The 10-day-long Brazilian striking truckers protests are winding down and companies from meatpackers to soy crushers are resuming operations. Some problems persist in some sectors and will need time to recover. Primary estimates of losses for farmers' sector could reach US$ 1.77bn
Of 167 poultry and pork meat-producing plants that halted operations, 163 have restarted. The rest are expected to be back up this week. Since the truckers' strike began on May 21, meat exports have fallen by 135,000 tons, said industry group ABPA. At least 70 million chickens of a total flock of 1 billion have been culled as feed failed to reach farmers.
Initial ABPA estimates are 3 billion reais (US$ 798 million) in losses. Brazil is the world's biggest chicken exporter. It shipped 4.3 million tons of chicken meat in 2017, according to ABPA. Pork exports totaled around 693,000 tons last year.
Brazilian beef processors have lost an estimated 40,000 tons of potential exports worth US$ 170 million since the strike began, trade group ABIEC said. Brazil is the world's top beef exporter. In 2017, exports totaled 1.53 million tons.
Terminal operators at Latin America's largest port Santos said over the weekend that the arrival of trucks arriving or leaving the port was normalizing. Goods transported on rail have been unaffected by the dispute, but rail shipments account for only a small part of Santos' total volume.
Analysts and industry groups said many mills in the main sugar cane belt managed to get diesel supplies on Tuesday and Wednesday for machines to resume cane harvesting after some days without any field work.
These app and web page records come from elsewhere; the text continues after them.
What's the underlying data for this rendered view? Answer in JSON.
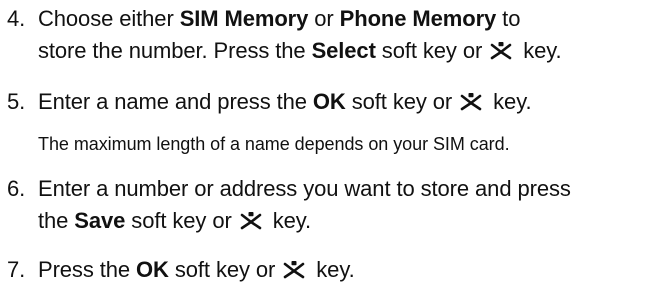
{
  "steps": [
    {
      "number": "4.",
      "line1_pre": "Choose either ",
      "line1_b1": "SIM Memory",
      "line1_mid": " or ",
      "line1_b2": "Phone Memory",
      "line1_post": " to",
      "line2_pre": "store the number. Press the ",
      "line2_b": "Select",
      "line2_mid": " soft key or ",
      "line2_post": " key."
    },
    {
      "number": "5.",
      "pre": "Enter a name and press the ",
      "b": "OK",
      "mid": " soft key or ",
      "post": " key.",
      "note": "The maximum length of a name depends on your SIM card."
    },
    {
      "number": "6.",
      "line1": "Enter a number or address you want to store and press",
      "line2_pre": "the ",
      "line2_b": "Save",
      "line2_mid": " soft key or ",
      "line2_post": " key."
    },
    {
      "number": "7.",
      "pre": "Press the ",
      "b": "OK",
      "mid": " soft key or ",
      "post": " key."
    }
  ],
  "icon": "navigation-key-icon",
  "colors": {
    "text": "#111111",
    "background": "#ffffff"
  }
}
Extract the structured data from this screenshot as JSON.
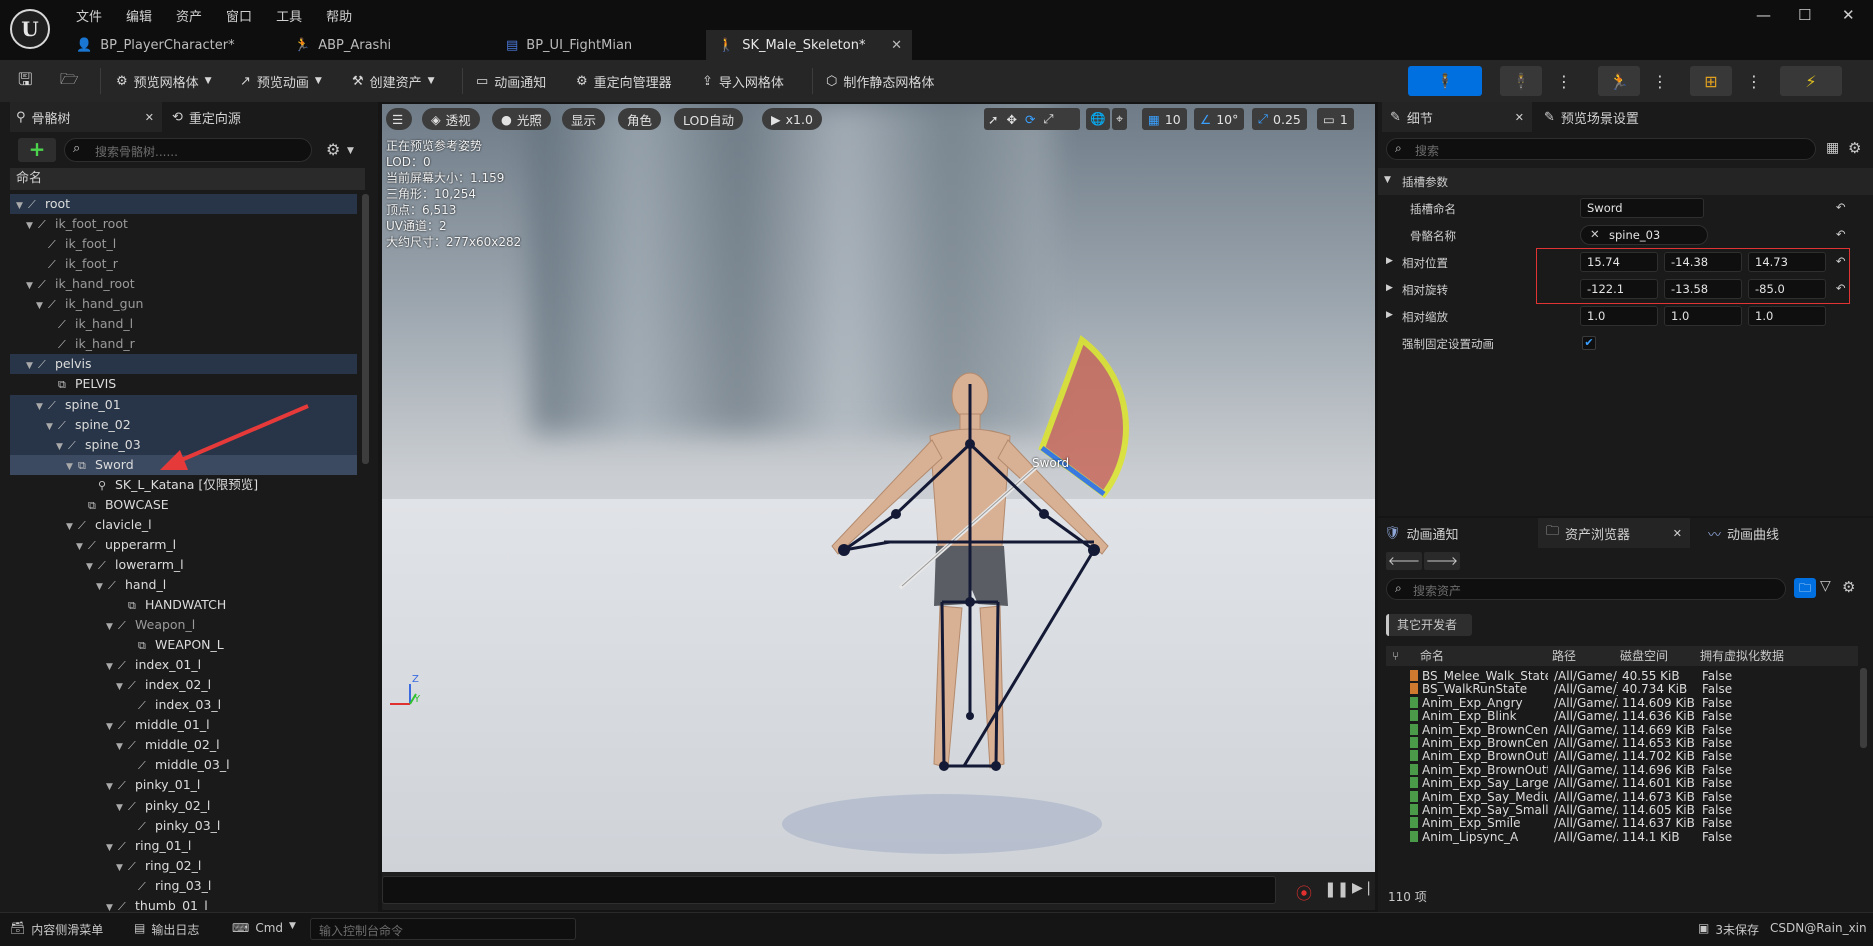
{
  "menu": [
    "文件",
    "编辑",
    "资产",
    "窗口",
    "工具",
    "帮助"
  ],
  "logo": "U",
  "tabs": [
    {
      "label": "BP_PlayerCharacter*",
      "icon": "person-icon",
      "color": "#4a78d8"
    },
    {
      "label": "ABP_Arashi",
      "icon": "anim-blueprint-icon",
      "color": "#d8a040"
    },
    {
      "label": "BP_UI_FightMian",
      "icon": "widget-icon",
      "color": "#4a78d8"
    },
    {
      "label": "SK_Male_Skeleton*",
      "icon": "skeleton-icon",
      "color": "#9ab0d0"
    }
  ],
  "window_buttons": [
    "—",
    "☐",
    "✕"
  ],
  "toolbar": {
    "preview_mesh": "预览网格体",
    "preview_anim": "预览动画",
    "create_asset": "创建资产",
    "anim_notify": "动画通知",
    "retarget_manager": "重定向管理器",
    "import_mesh": "导入网格体",
    "make_static_mesh": "制作静态网格体"
  },
  "accent": "#0070e0",
  "left_panel": {
    "tab1": "骨骼树",
    "tab2": "重定向源",
    "search_placeholder": "搜索骨骼树......",
    "add": "+",
    "column": "命名",
    "bones": [
      {
        "name": "root",
        "indent": 0,
        "hl": true,
        "tri": "▼"
      },
      {
        "name": "ik_foot_root",
        "indent": 1,
        "dim": true,
        "tri": "▼"
      },
      {
        "name": "ik_foot_l",
        "indent": 2,
        "dim": true
      },
      {
        "name": "ik_foot_r",
        "indent": 2,
        "dim": true
      },
      {
        "name": "ik_hand_root",
        "indent": 1,
        "dim": true,
        "tri": "▼"
      },
      {
        "name": "ik_hand_gun",
        "indent": 2,
        "dim": true,
        "tri": "▼"
      },
      {
        "name": "ik_hand_l",
        "indent": 3,
        "dim": true
      },
      {
        "name": "ik_hand_r",
        "indent": 3,
        "dim": true
      },
      {
        "name": "pelvis",
        "indent": 1,
        "hl": true,
        "tri": "▼"
      },
      {
        "name": "PELVIS",
        "indent": 3,
        "socket": true
      },
      {
        "name": "spine_01",
        "indent": 2,
        "hl": true,
        "tri": "▼"
      },
      {
        "name": "spine_02",
        "indent": 3,
        "hl": true,
        "tri": "▼"
      },
      {
        "name": "spine_03",
        "indent": 4,
        "hl": true,
        "tri": "▼"
      },
      {
        "name": "Sword",
        "indent": 5,
        "sel": true,
        "socket": true,
        "tri": "▼"
      },
      {
        "name": "SK_L_Katana",
        "suffix": "[仅限预览]",
        "indent": 7,
        "mesh": true
      },
      {
        "name": "BOWCASE",
        "indent": 6,
        "socket": true
      },
      {
        "name": "clavicle_l",
        "indent": 5,
        "tri": "▼"
      },
      {
        "name": "upperarm_l",
        "indent": 6,
        "tri": "▼"
      },
      {
        "name": "lowerarm_l",
        "indent": 7,
        "tri": "▼"
      },
      {
        "name": "hand_l",
        "indent": 8,
        "tri": "▼"
      },
      {
        "name": "HANDWATCH",
        "indent": 10,
        "socket": true
      },
      {
        "name": "Weapon_l",
        "indent": 9,
        "dim": true,
        "tri": "▼"
      },
      {
        "name": "WEAPON_L",
        "indent": 11,
        "socket": true
      },
      {
        "name": "index_01_l",
        "indent": 9,
        "tri": "▼"
      },
      {
        "name": "index_02_l",
        "indent": 10,
        "tri": "▼"
      },
      {
        "name": "index_03_l",
        "indent": 11
      },
      {
        "name": "middle_01_l",
        "indent": 9,
        "tri": "▼"
      },
      {
        "name": "middle_02_l",
        "indent": 10,
        "tri": "▼"
      },
      {
        "name": "middle_03_l",
        "indent": 11
      },
      {
        "name": "pinky_01_l",
        "indent": 9,
        "tri": "▼"
      },
      {
        "name": "pinky_02_l",
        "indent": 10,
        "tri": "▼"
      },
      {
        "name": "pinky_03_l",
        "indent": 11
      },
      {
        "name": "ring_01_l",
        "indent": 9,
        "tri": "▼"
      },
      {
        "name": "ring_02_l",
        "indent": 10,
        "tri": "▼"
      },
      {
        "name": "ring_03_l",
        "indent": 11
      },
      {
        "name": "thumb_01_l",
        "indent": 9,
        "tri": "▼"
      }
    ]
  },
  "viewport": {
    "perspective": "透视",
    "lit": "光照",
    "show": "显示",
    "character": "角色",
    "lod": "LOD自动",
    "speed": "x1.0",
    "grid_snap": "10",
    "rot_snap": "10°",
    "scale_snap": "0.25",
    "camera_speed": "1",
    "info": [
      "正在预览参考姿势",
      "LOD：0",
      "当前屏幕大小：1.159",
      "三角形：10,254",
      "顶点：6,513",
      "UV通道：2",
      "大约尺寸：277x60x282"
    ],
    "socket_label": "Sword",
    "axis": [
      "Z",
      "Y"
    ]
  },
  "details": {
    "tab1": "细节",
    "tab2": "预览场景设置",
    "search_placeholder": "搜索",
    "section": "插槽参数",
    "socket_name_label": "插槽命名",
    "socket_name": "Sword",
    "bone_name_label": "骨骼名称",
    "bone_name": "spine_03",
    "rel_loc_label": "相对位置",
    "rel_loc": [
      "15.74",
      "-14.38",
      "14.73"
    ],
    "rel_rot_label": "相对旋转",
    "rel_rot": [
      "-122.1",
      "-13.58",
      "-85.0"
    ],
    "rel_scale_label": "相对缩放",
    "rel_scale": [
      "1.0",
      "1.0",
      "1.0"
    ],
    "force_anim_label": "强制固定设置动画",
    "highlight_color": "#e03434"
  },
  "content": {
    "tab1": "动画通知",
    "tab2": "资产浏览器",
    "tab3": "动画曲线",
    "search_placeholder": "搜索资产",
    "filter_chip": "其它开发者",
    "headers": [
      "命名",
      "路径",
      "磁盘空间",
      "拥有虚拟化数据"
    ],
    "rows": [
      {
        "name": "BS_Melee_Walk_State",
        "path": "/All/Game/_(",
        "size": "40.55 KiB",
        "virt": "False",
        "type": "orange"
      },
      {
        "name": "BS_WalkRunState",
        "path": "/All/Game/_(",
        "size": "40.734 KiB",
        "virt": "False",
        "type": "orange"
      },
      {
        "name": "Anim_Exp_Angry",
        "path": "/All/Game/Ai",
        "size": "114.609 KiB",
        "virt": "False",
        "type": "green"
      },
      {
        "name": "Anim_Exp_Blink",
        "path": "/All/Game/Ai",
        "size": "114.636 KiB",
        "virt": "False",
        "type": "green"
      },
      {
        "name": "Anim_Exp_BrownCente",
        "path": "/All/Game/Ai",
        "size": "114.669 KiB",
        "virt": "False",
        "type": "green"
      },
      {
        "name": "Anim_Exp_BrownCente",
        "path": "/All/Game/Ai",
        "size": "114.653 KiB",
        "virt": "False",
        "type": "green"
      },
      {
        "name": "Anim_Exp_BrownOutte",
        "path": "/All/Game/Ai",
        "size": "114.702 KiB",
        "virt": "False",
        "type": "green"
      },
      {
        "name": "Anim_Exp_BrownOutte",
        "path": "/All/Game/Ai",
        "size": "114.696 KiB",
        "virt": "False",
        "type": "green"
      },
      {
        "name": "Anim_Exp_Say_Large",
        "path": "/All/Game/Ai",
        "size": "114.601 KiB",
        "virt": "False",
        "type": "green"
      },
      {
        "name": "Anim_Exp_Say_Mediur",
        "path": "/All/Game/Ai",
        "size": "114.673 KiB",
        "virt": "False",
        "type": "green"
      },
      {
        "name": "Anim_Exp_Say_Small",
        "path": "/All/Game/Ai",
        "size": "114.605 KiB",
        "virt": "False",
        "type": "green"
      },
      {
        "name": "Anim_Exp_Smile",
        "path": "/All/Game/Ai",
        "size": "114.637 KiB",
        "virt": "False",
        "type": "green"
      },
      {
        "name": "Anim_Lipsync_A",
        "path": "/All/Game/Ai",
        "size": "114.1 KiB",
        "virt": "False",
        "type": "green"
      }
    ],
    "count": "110 项"
  },
  "statusbar": {
    "content_drawer": "内容侧滑菜单",
    "output_log": "输出日志",
    "cmd": "Cmd",
    "console_placeholder": "输入控制台命令",
    "unsaved": "3未保存",
    "source_control": "CSDN@Rain_xin"
  }
}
At the height of the protest, hundreds of sugar mills in Brazil's center-south region, the world's largest sugar cane belt, were shut. Once harvesting resumes, plants can restart production of sugar and ethanol. Brazil is the world's largest sugar exporter and foreign shipments in 2017-18 totaled 22.5 million tons.
Soybean exporters mulled declaring force majeure on shipments, a contractual clause that releases them from obligations because of events beyond their control, according to
Anec, a trade group representing grains exporters such Archer Daniels Midland Co, Louis Dreyfus Company and Cofco International
Ships were anchored off Santos waiting for grain to arrive at the port so they could load it for export. The demurrage costs for delayed shipping would be very large, Agriculture Minister Blairo Maggi said. ADM spokeswoman Jackie Anderson said that though the recent disruption is still impacting the arrival of raw material to our local processing facilities and ports, and our ability to ship soybeans and finished products to our domestic and export customers, we expect to return to normal operations as the situation continues to progress.
The U.S. Department of Agriculture has forecast that Brazil will export around 72 million tons of soybeans this year. All 63 soy crushing units that ground to a halt in Brazil due to a lack of supplies were back in operation, industry group Abiove said. The group speaks on behalf of members such as top global grains merchants Bunge Inc and Cargill, who have plants in Brazil. Some could resume activities in the next few hours if road blockades are lifted and trucks can deliver beans.
Exports from the world's largest coffee producer in May are likely to total 900,000 60-kg bags fewer than expected due to the protests that hampered transport to ports, according to exporters' association Cecafe. The group said that the protests had caused financial losses estimated at 560 million reais (US$ 150 million) in lost export sales and port costs. Brazil is the world's top coffee exporter. Shipments of green coffee totaled 27.3 million 60-kg bags in 2017.
Losses to Brazilian farmers so far during the truckers' work stoppage are estimated at 6.6 billion reais (US$ 1.77 billion), said Brazil's CNA farm lobby. It could take farmers six months to a year to recover from the impact of the protests.